» **What needs to be done**: Every line that contains "icon" must be located and copied from the data.

··········

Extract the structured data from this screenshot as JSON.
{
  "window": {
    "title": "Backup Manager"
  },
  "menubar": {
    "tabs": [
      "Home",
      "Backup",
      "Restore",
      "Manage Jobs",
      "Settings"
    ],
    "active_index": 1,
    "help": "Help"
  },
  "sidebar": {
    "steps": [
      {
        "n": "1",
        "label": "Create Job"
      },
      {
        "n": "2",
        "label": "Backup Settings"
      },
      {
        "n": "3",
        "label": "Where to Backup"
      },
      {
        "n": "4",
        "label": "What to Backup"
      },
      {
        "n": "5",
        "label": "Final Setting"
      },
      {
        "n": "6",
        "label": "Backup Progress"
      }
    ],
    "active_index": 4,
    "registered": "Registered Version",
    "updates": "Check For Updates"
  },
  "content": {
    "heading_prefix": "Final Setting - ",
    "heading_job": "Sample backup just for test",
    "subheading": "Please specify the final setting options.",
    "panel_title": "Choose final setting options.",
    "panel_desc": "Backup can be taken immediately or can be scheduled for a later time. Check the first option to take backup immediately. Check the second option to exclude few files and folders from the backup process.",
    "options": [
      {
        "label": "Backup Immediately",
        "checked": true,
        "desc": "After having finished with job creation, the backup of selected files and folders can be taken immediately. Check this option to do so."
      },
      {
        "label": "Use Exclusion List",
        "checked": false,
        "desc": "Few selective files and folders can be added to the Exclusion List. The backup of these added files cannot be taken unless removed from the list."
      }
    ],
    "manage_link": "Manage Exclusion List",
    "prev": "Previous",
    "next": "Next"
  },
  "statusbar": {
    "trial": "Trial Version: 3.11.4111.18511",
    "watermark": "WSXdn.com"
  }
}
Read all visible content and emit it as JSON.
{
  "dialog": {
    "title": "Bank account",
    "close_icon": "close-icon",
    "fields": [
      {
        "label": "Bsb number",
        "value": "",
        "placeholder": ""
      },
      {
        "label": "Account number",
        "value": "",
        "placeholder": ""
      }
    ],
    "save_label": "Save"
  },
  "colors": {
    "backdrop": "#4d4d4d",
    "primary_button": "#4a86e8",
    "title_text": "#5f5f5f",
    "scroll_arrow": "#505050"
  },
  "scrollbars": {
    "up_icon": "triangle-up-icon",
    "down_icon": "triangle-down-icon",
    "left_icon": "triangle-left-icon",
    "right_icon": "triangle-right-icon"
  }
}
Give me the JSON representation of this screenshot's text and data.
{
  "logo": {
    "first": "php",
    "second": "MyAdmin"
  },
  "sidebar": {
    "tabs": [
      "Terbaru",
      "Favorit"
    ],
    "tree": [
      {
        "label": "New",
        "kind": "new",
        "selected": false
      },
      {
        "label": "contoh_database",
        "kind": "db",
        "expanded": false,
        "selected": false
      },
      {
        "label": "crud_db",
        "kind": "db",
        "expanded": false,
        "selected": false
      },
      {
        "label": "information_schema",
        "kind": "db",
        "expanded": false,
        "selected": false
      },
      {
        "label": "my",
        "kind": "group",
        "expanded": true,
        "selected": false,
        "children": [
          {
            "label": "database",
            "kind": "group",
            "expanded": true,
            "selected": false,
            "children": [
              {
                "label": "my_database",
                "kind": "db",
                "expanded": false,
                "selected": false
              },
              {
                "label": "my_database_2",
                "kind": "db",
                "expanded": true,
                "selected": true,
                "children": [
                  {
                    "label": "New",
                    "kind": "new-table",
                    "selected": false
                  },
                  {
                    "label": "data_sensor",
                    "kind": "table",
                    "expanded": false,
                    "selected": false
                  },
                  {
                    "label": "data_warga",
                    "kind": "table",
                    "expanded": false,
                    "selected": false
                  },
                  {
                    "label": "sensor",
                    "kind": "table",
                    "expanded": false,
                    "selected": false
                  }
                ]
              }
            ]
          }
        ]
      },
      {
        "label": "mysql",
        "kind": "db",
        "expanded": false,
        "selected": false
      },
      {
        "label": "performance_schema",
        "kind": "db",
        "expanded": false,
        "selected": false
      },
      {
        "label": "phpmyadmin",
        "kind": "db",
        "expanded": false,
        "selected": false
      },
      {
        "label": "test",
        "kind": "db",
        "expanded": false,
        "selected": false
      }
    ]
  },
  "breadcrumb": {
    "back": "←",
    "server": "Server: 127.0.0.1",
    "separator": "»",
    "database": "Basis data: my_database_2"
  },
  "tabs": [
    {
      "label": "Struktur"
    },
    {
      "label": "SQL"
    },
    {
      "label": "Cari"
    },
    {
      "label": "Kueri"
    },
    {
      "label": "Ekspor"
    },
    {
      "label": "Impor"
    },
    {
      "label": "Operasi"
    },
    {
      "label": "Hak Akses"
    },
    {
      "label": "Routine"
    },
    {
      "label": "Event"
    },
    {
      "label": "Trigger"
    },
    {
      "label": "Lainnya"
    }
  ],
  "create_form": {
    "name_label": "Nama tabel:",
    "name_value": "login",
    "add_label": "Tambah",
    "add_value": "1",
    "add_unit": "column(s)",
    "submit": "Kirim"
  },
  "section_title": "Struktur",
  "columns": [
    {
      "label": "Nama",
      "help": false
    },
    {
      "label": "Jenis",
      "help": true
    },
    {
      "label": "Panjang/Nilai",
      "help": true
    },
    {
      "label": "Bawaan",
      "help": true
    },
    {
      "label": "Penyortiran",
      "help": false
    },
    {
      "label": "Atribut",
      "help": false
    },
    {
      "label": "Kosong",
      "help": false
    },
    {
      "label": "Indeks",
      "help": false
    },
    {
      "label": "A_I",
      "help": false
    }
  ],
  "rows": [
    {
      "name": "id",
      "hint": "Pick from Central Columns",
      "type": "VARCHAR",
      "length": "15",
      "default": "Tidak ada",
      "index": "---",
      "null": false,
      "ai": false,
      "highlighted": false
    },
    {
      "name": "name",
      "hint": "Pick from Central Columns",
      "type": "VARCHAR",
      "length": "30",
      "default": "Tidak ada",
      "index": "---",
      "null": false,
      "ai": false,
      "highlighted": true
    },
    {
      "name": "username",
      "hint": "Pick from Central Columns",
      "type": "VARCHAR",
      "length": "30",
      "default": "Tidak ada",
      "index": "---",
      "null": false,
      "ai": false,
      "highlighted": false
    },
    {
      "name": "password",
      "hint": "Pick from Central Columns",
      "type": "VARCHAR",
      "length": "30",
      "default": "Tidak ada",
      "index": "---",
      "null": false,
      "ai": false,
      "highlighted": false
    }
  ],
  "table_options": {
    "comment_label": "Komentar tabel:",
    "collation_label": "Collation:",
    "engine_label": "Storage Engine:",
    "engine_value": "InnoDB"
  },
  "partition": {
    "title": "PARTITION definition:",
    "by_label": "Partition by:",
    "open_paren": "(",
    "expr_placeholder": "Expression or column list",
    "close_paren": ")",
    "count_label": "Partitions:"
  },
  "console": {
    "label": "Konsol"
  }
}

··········

» **Written solution**:
    "close_icon": "close-icon",
    "up_icon": "triangle-up-icon",
    "down_icon": "triangle-down-icon",
    "left_icon": "triangle-left-icon",
    "right_icon": "triangle-right-icon"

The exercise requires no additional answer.